» What this task involves
Write out all of the entries, matching the original exactly.
Extracted information Block Start
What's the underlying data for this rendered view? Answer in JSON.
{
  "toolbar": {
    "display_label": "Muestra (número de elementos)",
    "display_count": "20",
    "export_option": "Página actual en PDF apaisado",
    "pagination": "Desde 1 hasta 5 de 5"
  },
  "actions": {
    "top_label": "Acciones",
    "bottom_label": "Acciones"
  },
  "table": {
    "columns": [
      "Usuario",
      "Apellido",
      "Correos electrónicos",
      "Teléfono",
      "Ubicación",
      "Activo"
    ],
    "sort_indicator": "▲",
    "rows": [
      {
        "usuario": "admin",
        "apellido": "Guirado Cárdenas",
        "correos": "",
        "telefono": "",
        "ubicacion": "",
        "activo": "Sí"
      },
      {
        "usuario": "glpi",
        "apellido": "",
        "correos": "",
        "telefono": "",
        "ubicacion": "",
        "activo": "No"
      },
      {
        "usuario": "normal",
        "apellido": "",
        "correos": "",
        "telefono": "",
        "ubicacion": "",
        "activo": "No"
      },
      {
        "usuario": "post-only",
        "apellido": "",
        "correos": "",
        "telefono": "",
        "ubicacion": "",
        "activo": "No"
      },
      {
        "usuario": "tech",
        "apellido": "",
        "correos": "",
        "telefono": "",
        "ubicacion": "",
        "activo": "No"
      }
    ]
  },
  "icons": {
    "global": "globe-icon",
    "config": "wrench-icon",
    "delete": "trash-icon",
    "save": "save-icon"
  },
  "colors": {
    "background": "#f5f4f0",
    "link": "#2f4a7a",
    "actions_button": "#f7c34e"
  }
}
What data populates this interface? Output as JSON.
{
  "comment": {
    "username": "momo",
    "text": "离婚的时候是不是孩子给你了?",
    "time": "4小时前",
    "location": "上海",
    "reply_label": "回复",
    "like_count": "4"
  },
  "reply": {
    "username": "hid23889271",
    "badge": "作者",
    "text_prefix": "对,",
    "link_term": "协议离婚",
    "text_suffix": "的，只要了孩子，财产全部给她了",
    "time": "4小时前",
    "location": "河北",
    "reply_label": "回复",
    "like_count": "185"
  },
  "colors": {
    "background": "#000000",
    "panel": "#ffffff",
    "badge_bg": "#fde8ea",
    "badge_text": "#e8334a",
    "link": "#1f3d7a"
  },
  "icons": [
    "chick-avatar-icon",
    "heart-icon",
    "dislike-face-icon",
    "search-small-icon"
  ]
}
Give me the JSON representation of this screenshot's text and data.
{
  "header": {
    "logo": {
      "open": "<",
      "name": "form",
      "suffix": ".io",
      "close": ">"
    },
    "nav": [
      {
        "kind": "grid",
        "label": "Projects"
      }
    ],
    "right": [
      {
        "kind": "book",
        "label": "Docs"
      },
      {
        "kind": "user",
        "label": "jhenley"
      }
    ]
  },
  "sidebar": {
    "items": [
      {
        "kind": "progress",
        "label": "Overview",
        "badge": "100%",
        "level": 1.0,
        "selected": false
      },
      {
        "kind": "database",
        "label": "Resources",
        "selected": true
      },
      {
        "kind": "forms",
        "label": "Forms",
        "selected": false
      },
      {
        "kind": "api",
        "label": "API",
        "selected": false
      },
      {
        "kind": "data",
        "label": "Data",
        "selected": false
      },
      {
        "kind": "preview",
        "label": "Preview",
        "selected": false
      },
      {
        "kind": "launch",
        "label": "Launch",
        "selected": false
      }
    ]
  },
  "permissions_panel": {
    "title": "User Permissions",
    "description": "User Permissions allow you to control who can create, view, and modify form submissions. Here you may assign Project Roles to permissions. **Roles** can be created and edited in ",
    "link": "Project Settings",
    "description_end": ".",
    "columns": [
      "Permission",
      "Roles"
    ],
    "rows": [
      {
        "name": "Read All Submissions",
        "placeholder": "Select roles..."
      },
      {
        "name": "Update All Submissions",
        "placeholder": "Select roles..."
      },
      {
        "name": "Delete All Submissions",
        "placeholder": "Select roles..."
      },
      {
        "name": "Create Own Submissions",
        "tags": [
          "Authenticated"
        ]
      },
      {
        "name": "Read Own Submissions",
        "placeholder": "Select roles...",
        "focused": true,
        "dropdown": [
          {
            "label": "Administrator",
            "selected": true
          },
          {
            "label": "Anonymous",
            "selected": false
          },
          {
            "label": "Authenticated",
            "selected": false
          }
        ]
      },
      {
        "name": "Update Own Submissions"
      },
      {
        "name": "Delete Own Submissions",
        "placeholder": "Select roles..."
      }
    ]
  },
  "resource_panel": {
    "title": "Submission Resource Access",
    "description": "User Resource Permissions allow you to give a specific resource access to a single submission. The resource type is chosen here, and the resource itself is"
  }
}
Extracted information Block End
» Solution to the exercise
What's the underlying data for this rendered view? Answer in JSON.
{
  "toolbar": {
    "display_label": "Muestra (número de elementos)",
    "display_count": "20",
    "export_option": "Página actual en PDF apaisado",
    "pagination": "Desde 1 hasta 5 de 5"
  },
  "actions": {
    "top_label": "Acciones",
    "bottom_label": "Acciones"
  },
  "table": {
    "columns": [
      "Usuario",
      "Apellido",
      "Correos electrónicos",
      "Teléfono",
      "Ubicación",
      "Activo"
    ],
    "sort_indicator": "▲",
    "rows": [
      {
        "usuario": "admin",
        "apellido": "Guirado Cárdenas",
        "correos": "",
        "telefono": "",
        "ubicacion": "",
        "activo": "Sí"
      },
      {
        "usuario": "glpi",
        "apellido": "",
        "correos": "",
        "telefono": "",
        "ubicacion": "",
        "activo": "No"
      },
      {
        "usuario": "normal",
        "apellido": "",
        "correos": "",
        "telefono": "",
        "ubicacion": "",
        "activo": "No"
      },
      {
        "usuario": "post-only",
        "apellido": "",
        "correos": "",
        "telefono": "",
        "ubicacion": "",
        "activo": "No"
      },
      {
        "usuario": "tech",
        "apellido": "",
        "correos": "",
        "telefono": "",
        "ubicacion": "",
        "activo": "No"
      }
    ]
  },
  "icons": {
    "global": "globe-icon",
    "config": "wrench-icon",
    "delete": "trash-icon",
    "save": "save-icon"
  },
  "colors": {
    "background": "#f5f4f0",
    "link": "#2f4a7a",
    "actions_button": "#f7c34e"
  }
}
What data populates this interface? Output as JSON.
{
  "comment": {
    "username": "momo",
    "text": "离婚的时候是不是孩子给你了?",
    "time": "4小时前",
    "location": "上海",
    "reply_label": "回复",
    "like_count": "4"
  },
  "reply": {
    "username": "hid23889271",
    "badge": "作者",
    "text_prefix": "对,",
    "link_term": "协议离婚",
    "text_suffix": "的，只要了孩子，财产全部给她了",
    "time": "4小时前",
    "location": "河北",
    "reply_label": "回复",
    "like_count": "185"
  },
  "colors": {
    "background": "#000000",
    "panel": "#ffffff",
    "badge_bg": "#fde8ea",
    "badge_text": "#e8334a",
    "link": "#1f3d7a"
  },
  "icons": [
    "chick-avatar-icon",
    "heart-icon",
    "dislike-face-icon",
    "search-small-icon"
  ]
}
Give me the JSON representation of this screenshot's text and data.
{
  "header": {
    "logo": {
      "open": "<",
      "name": "form",
      "suffix": ".io",
      "close": ">"
    },
    "nav": [
      {
        "kind": "grid",
        "label": "Projects"
      }
    ],
    "right": [
      {
        "kind": "book",
        "label": "Docs"
      },
      {
        "kind": "user",
        "label": "jhenley"
      }
    ]
  },
  "sidebar": {
    "items": [
      {
        "kind": "progress",
        "label": "Overview",
        "badge": "100%",
        "level": 1.0,
        "selected": false
      },
      {
        "kind": "database",
        "label": "Resources",
        "selected": true
      },
      {
        "kind": "forms",
        "label": "Forms",
        "selected": false
      },
      {
        "kind": "api",
        "label": "API",
        "selected": false
      },
      {
        "kind": "data",
        "label": "Data",
        "selected": false
      },
      {
        "kind": "preview",
        "label": "Preview",
        "selected": false
      },
      {
        "kind": "launch",
        "label": "Launch",
        "selected": false
      }
    ]
  },
  "permissions_panel": {
    "title": "User Permissions",
    "description": "User Permissions allow you to control who can create, view, and modify form submissions. Here you may assign Project Roles to permissions. **Roles** can be created and edited in ",
    "link": "Project Settings",
    "description_end": ".",
    "columns": [
      "Permission",
      "Roles"
    ],
    "rows": [
      {
        "name": "Read All Submissions",
        "placeholder": "Select roles..."
      },
      {
        "name": "Update All Submissions",
        "placeholder": "Select roles..."
      },
      {
        "name": "Delete All Submissions",
        "placeholder": "Select roles..."
      },
      {
        "name": "Create Own Submissions",
        "tags": [
          "Authenticated"
        ]
      },
      {
        "name": "Read Own Submissions",
        "placeholder": "Select roles...",
        "focused": true,
        "dropdown": [
          {
            "label": "Administrator",
            "selected": true
          },
          {
            "label": "Anonymous",
            "selected": false
          },
          {
            "label": "Authenticated",
            "selected": false
          }
        ]
      },
      {
        "name": "Update Own Submissions"
      },
      {
        "name": "Delete Own Submissions",
        "placeholder": "Select roles..."
      }
    ]
  },
  "resource_panel": {
    "title": "Submission Resource Access",
    "description": "User Resource Permissions allow you to give a specific resource access to a single submission. The resource type is chosen here, and the resource itself is"
  }
}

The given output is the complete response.